Although the data below contains pictures, please reproduce only its words, exactly.

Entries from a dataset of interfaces
┌────────

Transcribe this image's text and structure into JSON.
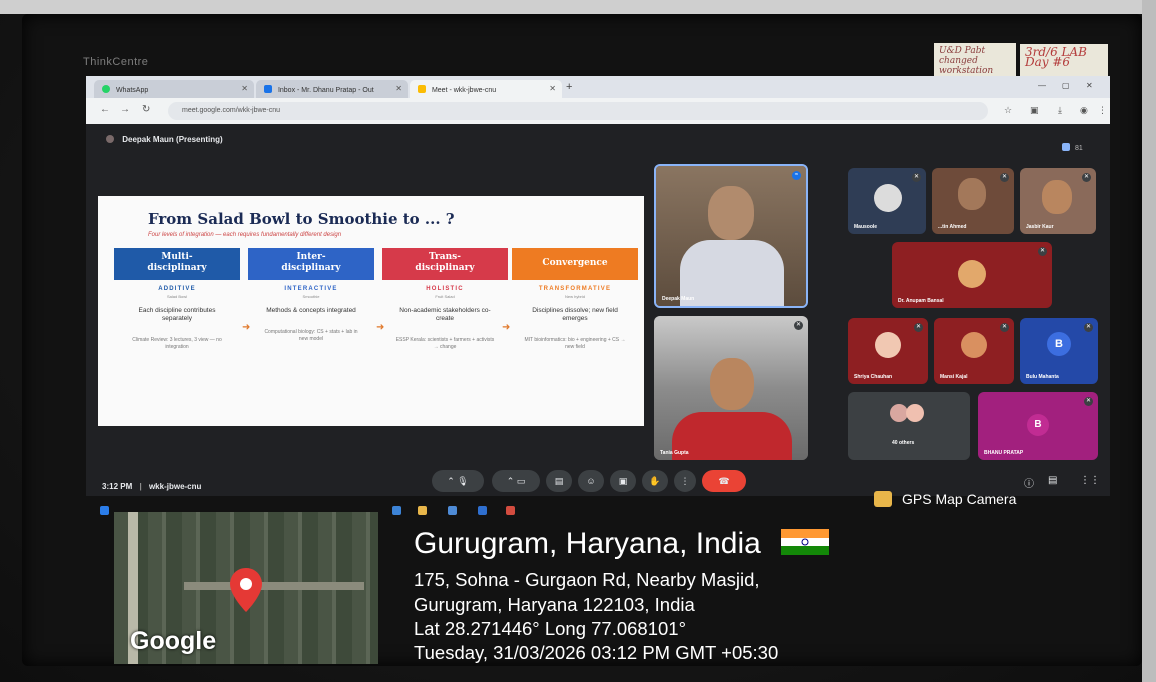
{
  "monitor": {
    "brand": "ThinkCentre"
  },
  "sticky_notes": {
    "left": "U&D Pabt changed workstation",
    "right": "3rd/6 LAB Day #6"
  },
  "browser": {
    "tabs": [
      {
        "label": "WhatsApp",
        "icon": "whatsapp-icon"
      },
      {
        "label": "Inbox - Mr. Dhanu Pratap - Out",
        "icon": "outlook-icon"
      },
      {
        "label": "Meet - wkk-jbwe-cnu",
        "icon": "meet-icon"
      }
    ],
    "url": "meet.google.com/wkk-jbwe-cnu"
  },
  "meet": {
    "presenter_label": "Deepak Maun (Presenting)",
    "participant_count": "81",
    "clock": "3:12 PM",
    "meeting_code": "wkk-jbwe-cnu",
    "participants": [
      {
        "name": "Deepak Maun"
      },
      {
        "name": "Tania Gupta"
      },
      {
        "name": "Mausoole"
      },
      {
        "name": "...tin Ahmed"
      },
      {
        "name": "Jasbir Kaur"
      },
      {
        "name": "Dr. Anupam Bansal"
      },
      {
        "name": "Shriya Chauhan"
      },
      {
        "name": "Mansi Kajal"
      },
      {
        "name": "Bulu Mahanta",
        "initial": "B"
      },
      {
        "name": "40 others"
      },
      {
        "name": "BHANU PRATAP",
        "initial": "B"
      }
    ]
  },
  "slide": {
    "title": "From Salad Bowl to Smoothie to ... ?",
    "subtitle": "Four levels of integration — each requires fundamentally different design",
    "columns": [
      {
        "heading": "Multi-\ndisciplinary",
        "tag": "ADDITIVE",
        "small": "Salad Bowl",
        "body": "Each discipline contributes separately",
        "example": "Climate Review: 3 lectures, 3 view — no integration",
        "color": "#1f5aa8"
      },
      {
        "heading": "Inter-\ndisciplinary",
        "tag": "INTERACTIVE",
        "small": "Smoothie",
        "body": "Methods & concepts integrated",
        "example": "Computational biology: CS + stats + lab in new model",
        "color": "#2e64c6"
      },
      {
        "heading": "Trans-\ndisciplinary",
        "tag": "HOLISTIC",
        "small": "Fruit Salad",
        "body": "Non-academic stakeholders co-create",
        "example": "ESSP Kerala: scientists + farmers + activists → change",
        "color": "#d63a4a"
      },
      {
        "heading": "Convergence",
        "tag": "TRANSFORMATIVE",
        "small": "New hybrid",
        "body": "Disciplines dissolve; new field emerges",
        "example": "MIT bioinformatics: bio + engineering + CS → new field",
        "color": "#ee7b22"
      }
    ]
  },
  "gps": {
    "app": "GPS Map Camera",
    "city": "Gurugram, Haryana, India",
    "address1": "175, Sohna - Gurgaon Rd, Nearby Masjid,",
    "address2": "Gurugram, Haryana 122103, India",
    "coords": "Lat 28.271446° Long 77.068101°",
    "datetime": "Tuesday, 31/03/2026 03:12 PM GMT +05:30",
    "map_logo": "Google"
  },
  "colors": {
    "accent_end_call": "#ea4335",
    "meet_bg": "#202124"
  }
}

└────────

▶ [Answer for this exercise]
Transcribe this image's text and structure into JSON.
{
  "monitor": {
    "brand": "ThinkCentre"
  },
  "sticky_notes": {
    "left": "U&D Pabt changed workstation",
    "right": "3rd/6 LAB Day #6"
  },
  "browser": {
    "tabs": [
      {
        "label": "WhatsApp",
        "icon": "whatsapp-icon"
      },
      {
        "label": "Inbox - Mr. Dhanu Pratap - Out",
        "icon": "outlook-icon"
      },
      {
        "label": "Meet - wkk-jbwe-cnu",
        "icon": "meet-icon"
      }
    ],
    "url": "meet.google.com/wkk-jbwe-cnu"
  },
  "meet": {
    "presenter_label": "Deepak Maun (Presenting)",
    "participant_count": "81",
    "clock": "3:12 PM",
    "meeting_code": "wkk-jbwe-cnu",
    "participants": [
      {
        "name": "Deepak Maun"
      },
      {
        "name": "Tania Gupta"
      },
      {
        "name": "Mausoole"
      },
      {
        "name": "...tin Ahmed"
      },
      {
        "name": "Jasbir Kaur"
      },
      {
        "name": "Dr. Anupam Bansal"
      },
      {
        "name": "Shriya Chauhan"
      },
      {
        "name": "Mansi Kajal"
      },
      {
        "name": "Bulu Mahanta",
        "initial": "B"
      },
      {
        "name": "40 others"
      },
      {
        "name": "BHANU PRATAP",
        "initial": "B"
      }
    ]
  },
  "slide": {
    "title": "From Salad Bowl to Smoothie to ... ?",
    "subtitle": "Four levels of integration — each requires fundamentally different design",
    "columns": [
      {
        "heading": "Multi-\ndisciplinary",
        "tag": "ADDITIVE",
        "small": "Salad Bowl",
        "body": "Each discipline contributes separately",
        "example": "Climate Review: 3 lectures, 3 view — no integration",
        "color": "#1f5aa8"
      },
      {
        "heading": "Inter-\ndisciplinary",
        "tag": "INTERACTIVE",
        "small": "Smoothie",
        "body": "Methods & concepts integrated",
        "example": "Computational biology: CS + stats + lab in new model",
        "color": "#2e64c6"
      },
      {
        "heading": "Trans-\ndisciplinary",
        "tag": "HOLISTIC",
        "small": "Fruit Salad",
        "body": "Non-academic stakeholders co-create",
        "example": "ESSP Kerala: scientists + farmers + activists → change",
        "color": "#d63a4a"
      },
      {
        "heading": "Convergence",
        "tag": "TRANSFORMATIVE",
        "small": "New hybrid",
        "body": "Disciplines dissolve; new field emerges",
        "example": "MIT bioinformatics: bio + engineering + CS → new field",
        "color": "#ee7b22"
      }
    ]
  },
  "gps": {
    "app": "GPS Map Camera",
    "city": "Gurugram, Haryana, India",
    "address1": "175, Sohna - Gurgaon Rd, Nearby Masjid,",
    "address2": "Gurugram, Haryana 122103, India",
    "coords": "Lat 28.271446° Long 77.068101°",
    "datetime": "Tuesday, 31/03/2026 03:12 PM GMT +05:30",
    "map_logo": "Google"
  },
  "colors": {
    "accent_end_call": "#ea4335",
    "meet_bg": "#202124"
  }
}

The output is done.